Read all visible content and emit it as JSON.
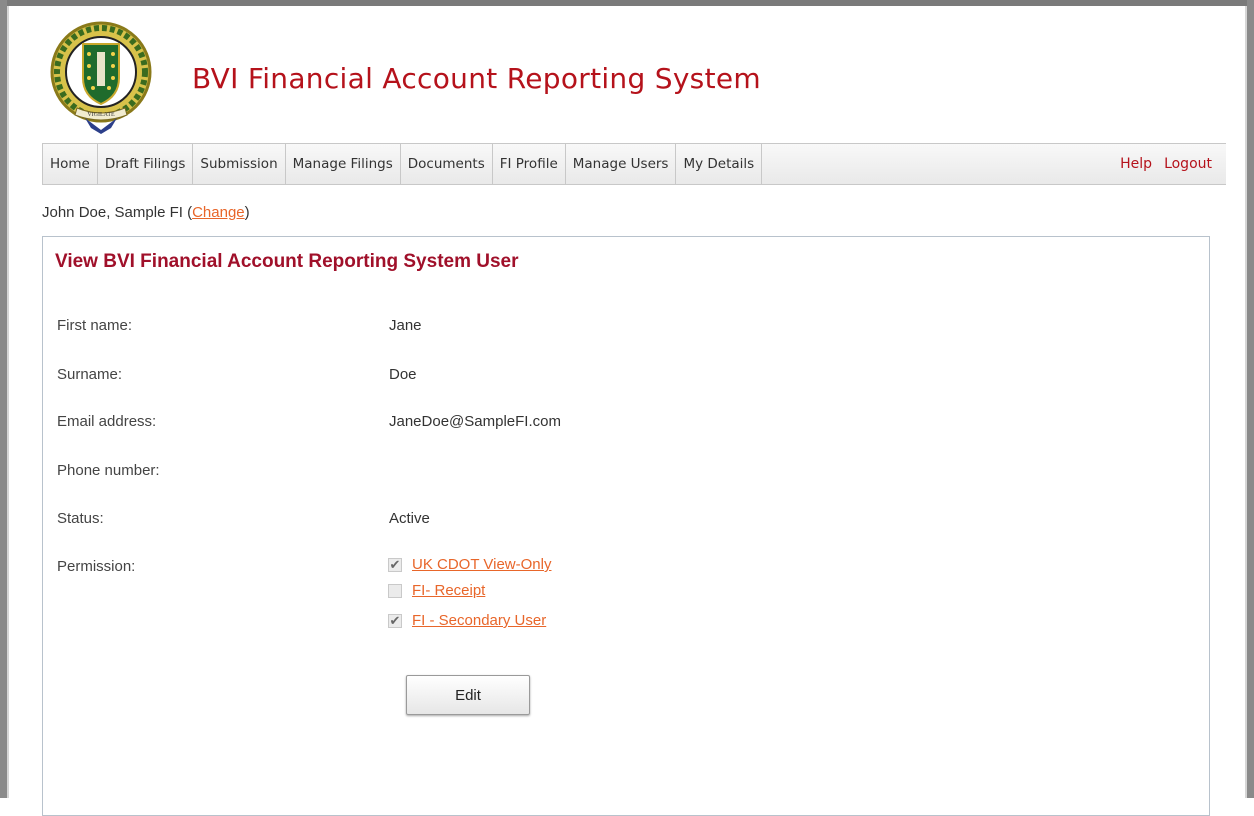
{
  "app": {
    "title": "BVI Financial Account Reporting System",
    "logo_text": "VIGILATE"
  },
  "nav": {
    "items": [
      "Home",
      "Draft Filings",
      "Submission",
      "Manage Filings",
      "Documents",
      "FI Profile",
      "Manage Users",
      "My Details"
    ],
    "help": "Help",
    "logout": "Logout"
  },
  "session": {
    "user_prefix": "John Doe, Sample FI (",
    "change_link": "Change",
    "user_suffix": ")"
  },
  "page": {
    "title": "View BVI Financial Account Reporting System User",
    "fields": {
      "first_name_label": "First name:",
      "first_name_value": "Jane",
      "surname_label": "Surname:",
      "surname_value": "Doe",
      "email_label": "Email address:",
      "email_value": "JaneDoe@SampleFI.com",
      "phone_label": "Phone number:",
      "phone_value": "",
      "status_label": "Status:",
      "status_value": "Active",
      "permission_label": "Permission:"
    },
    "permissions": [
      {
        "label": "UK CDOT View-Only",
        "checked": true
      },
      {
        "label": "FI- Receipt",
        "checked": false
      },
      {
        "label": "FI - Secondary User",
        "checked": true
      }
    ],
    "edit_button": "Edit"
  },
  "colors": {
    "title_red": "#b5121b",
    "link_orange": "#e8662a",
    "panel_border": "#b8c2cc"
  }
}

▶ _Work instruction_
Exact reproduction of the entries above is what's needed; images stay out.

▶ _Answer for the task_
Read all visible content and emit it as JSON.
{
  "app": {
    "title": "BVI Financial Account Reporting System",
    "logo_text": "VIGILATE"
  },
  "nav": {
    "items": [
      "Home",
      "Draft Filings",
      "Submission",
      "Manage Filings",
      "Documents",
      "FI Profile",
      "Manage Users",
      "My Details"
    ],
    "help": "Help",
    "logout": "Logout"
  },
  "session": {
    "user_prefix": "John Doe, Sample FI (",
    "change_link": "Change",
    "user_suffix": ")"
  },
  "page": {
    "title": "View BVI Financial Account Reporting System User",
    "fields": {
      "first_name_label": "First name:",
      "first_name_value": "Jane",
      "surname_label": "Surname:",
      "surname_value": "Doe",
      "email_label": "Email address:",
      "email_value": "JaneDoe@SampleFI.com",
      "phone_label": "Phone number:",
      "phone_value": "",
      "status_label": "Status:",
      "status_value": "Active",
      "permission_label": "Permission:"
    },
    "permissions": [
      {
        "label": "UK CDOT View-Only",
        "checked": true
      },
      {
        "label": "FI- Receipt",
        "checked": false
      },
      {
        "label": "FI - Secondary User",
        "checked": true
      }
    ],
    "edit_button": "Edit"
  },
  "colors": {
    "title_red": "#b5121b",
    "link_orange": "#e8662a",
    "panel_border": "#b8c2cc"
  }
}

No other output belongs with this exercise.